## Material for this task:
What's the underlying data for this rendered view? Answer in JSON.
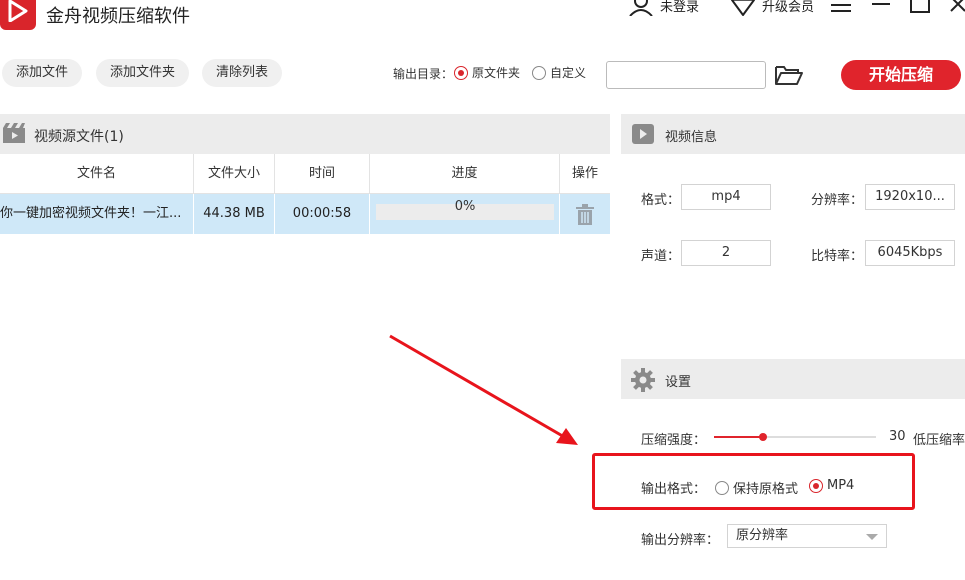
{
  "app": {
    "title": "金舟视频压缩软件"
  },
  "titlebar": {
    "login": "未登录",
    "upgrade": "升级会员"
  },
  "toolbar": {
    "add_file": "添加文件",
    "add_folder": "添加文件夹",
    "clear_list": "清除列表",
    "output_dir_label": "输出目录：",
    "opt_original": "原文件夹",
    "opt_custom": "自定义",
    "output_dir_selected": "原文件夹",
    "path_value": "",
    "start": "开始压缩"
  },
  "source": {
    "title": "视频源文件(1)",
    "columns": [
      "文件名",
      "文件大小",
      "时间",
      "进度",
      "操作"
    ],
    "rows": [
      {
        "name": "你一键加密视频文件夹！一江...",
        "size": "44.38 MB",
        "time": "00:00:58",
        "progress": "0%",
        "progress_value": 0
      }
    ]
  },
  "info": {
    "title": "视频信息",
    "format_label": "格式：",
    "format": "mp4",
    "resolution_label": "分辨率：",
    "resolution": "1920x10...",
    "channels_label": "声道：",
    "channels": "2",
    "bitrate_label": "比特率：",
    "bitrate": "6045Kbps"
  },
  "settings": {
    "title": "设置",
    "strength_label": "压缩强度：",
    "strength_value": "30",
    "strength_percent": 30,
    "strength_desc": "低压缩率",
    "format_label": "输出格式：",
    "format_keep": "保持原格式",
    "format_mp4": "MP4",
    "format_selected": "MP4",
    "resolution_label": "输出分辨率：",
    "resolution_value": "原分辨率"
  },
  "colors": {
    "accent": "#e0242c",
    "row_selected": "#cfe8f8",
    "panel_header": "#ececec"
  }
}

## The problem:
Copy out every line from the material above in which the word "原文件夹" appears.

## Answer to the exercise:
    "opt_original": "原文件夹",
    "output_dir_selected": "原文件夹",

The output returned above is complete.